Suddenly it’s 1986. There is a lightweight and nimble sports car from a Japanese manufacturer on the market that completely eschews what the American three are doing in the sports car segment. Only, it’s not 1986; vehicle weights have pushed upwards and outwards for past 30 years to the point where Chevrolet is now marketing its top of the line Camaro with a curb weight that makes a 1986 Oldsmobile Ninety-Eight look positively anorexic. Sure, Chevy compensates for the chub by equipping the Camaro ZL1 with a tire shredding 580 horsepower V8 and an advanced magnetic suspension that does all the right things keep the Camaro on the tarmac, but eventually it starts to feel like you are piloting the world’s best handling 747. It is raucous and fun, but requires concentration and skill to keep things from going wrong.
A full paragraph into a Scion FR-S quick drive and I’ve only talked about Chevys and Oldsmobiles. Back in the 1986, Toyota introduced a new Supra. It was not a muscle car in the tradition of the V8 powered pony cars from Detroit, but it had speed and agility from being blessed with a curb weight of about 3,000lbs and a 200 horsepower I-6. It was also intended to be a technological showcase for Toyota. As such, the price tag was relatively high.
During my drive of the FR-S, I found a light-weight, nimble, and carefree sports car with just enough kick to keep things fun. Low end torque is superb with more than a few instances of chirping the tires unintentionally at take off. Those of you hunting for raw V8 muscle will probably be disappointed, but the FR-S makes up for it with its willingness to be thrown around a corner and an engine note that will please almost any gearhead. Power is routed through a 6-speed manual or automatic to the rear wheels like its Supra predecessor. Steering is quick and precise with only a minor quibble with on-center feel; in either direction just off center, the FR-S doesn’t seem to want to pull back to center nicely. This leaves you making frequent minor adjustments on longer straight roads. Though quite sporty and nimble, the FR-S doesn’t punish you with a harsh ride.

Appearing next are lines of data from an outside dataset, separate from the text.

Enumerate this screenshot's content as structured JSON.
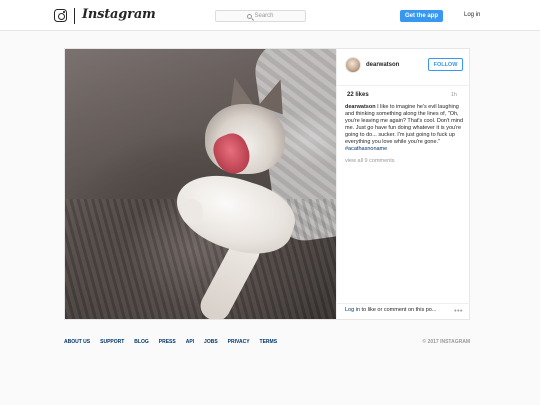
{
  "header": {
    "wordmark": "Instagram",
    "search_placeholder": "Search",
    "get_app_label": "Get the app",
    "login_label": "Log in"
  },
  "post": {
    "username": "dearwatson",
    "follow_label": "FOLLOW",
    "likes": "22 likes",
    "time": "1h",
    "caption_user": "dearwatson",
    "caption_text": " I like to imagine he's evil laughing and thinking something along the lines of, \"Oh, you're leaving me again? That's cool. Don't mind me. Just go have fun doing whatever it is you're going to do... sucker. I'm just going to fuck up everything you love while you're gone.\"",
    "hashtag": "#acathasnoname",
    "view_all": "view all 9 comments",
    "login_link": "Log in",
    "login_rest": " to like or comment on this po...",
    "more_icon": "•••"
  },
  "footer": {
    "links": [
      "ABOUT US",
      "SUPPORT",
      "BLOG",
      "PRESS",
      "API",
      "JOBS",
      "PRIVACY",
      "TERMS"
    ],
    "copyright": "© 2017 INSTAGRAM"
  },
  "colors": {
    "accent": "#3897f0",
    "link": "#003569",
    "muted": "#999999"
  }
}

Getting in is surprisingly easy for such a low car and I found a comfortable seating position right away. Toyota even equips the FR-S with an old school double-DIN head unit so the owner can swap in something more to his or her own liking if they wish. The head unit does include Bluetooth for hands-free calling, but that’s about the extent of the technology there. The version I drove was an automatic, but the look and gate of the shifter could fool your friends and neighbors into thinking you bought row-your-own. The rear seat is essentially unusable for adults unless the driver is very cramped or very short. Forward visibility is excellent, but I found visibility while backing up to be a bit more limited.
Checking in with a base price of $24,955 and without high end technology or interior room, the Scion is not a Supra replacement no matter how hard the buff mags wish it. But that price makes the Scion an interesting alternative to the Camaro ($24,245 with steel wheels) and Mustang ($22,995).

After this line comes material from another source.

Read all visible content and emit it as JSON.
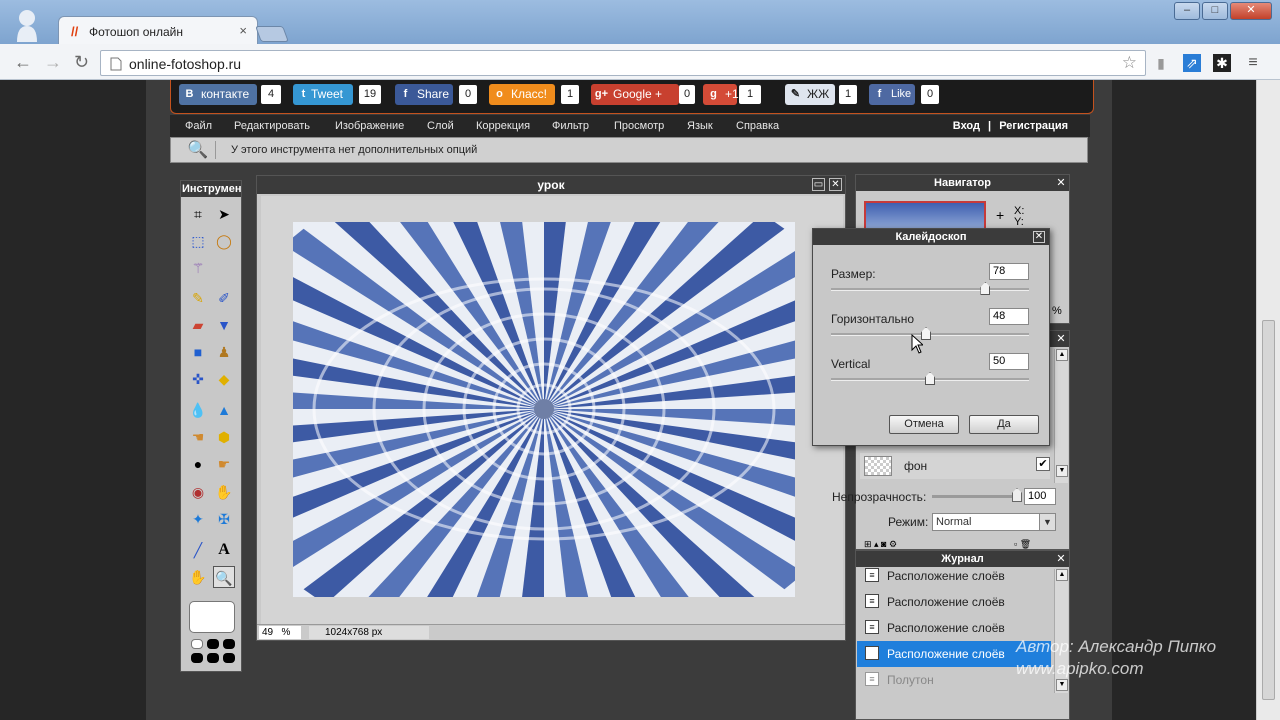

The Scion FR-S was one of my favorite drives during my time in Monticello, NY. It is just the car to hop in and go for a carefree ride on rolling country back roads with the windows down on a nice fall day. I hope to spend more time in one soon.
The full gallery of pictures from the IMPA Test days is located here and will continue to be built as quick drive reviews are added:
Engine: 2.0 Liter horizontally opposed 4-cylinder with Direct and Port Injection
Drive line: Rear wheel drive, 6-speed automatic transmission
Horsepower @ RPM: 200 @ 7000 RPM
Torque @ RPM: 151 @ 6400 RPM
Fuel Economy: City/Highway: 25/34
Location of Manufacture: Japan
Base Price: $24,955
Est. As Tested Price: $25,300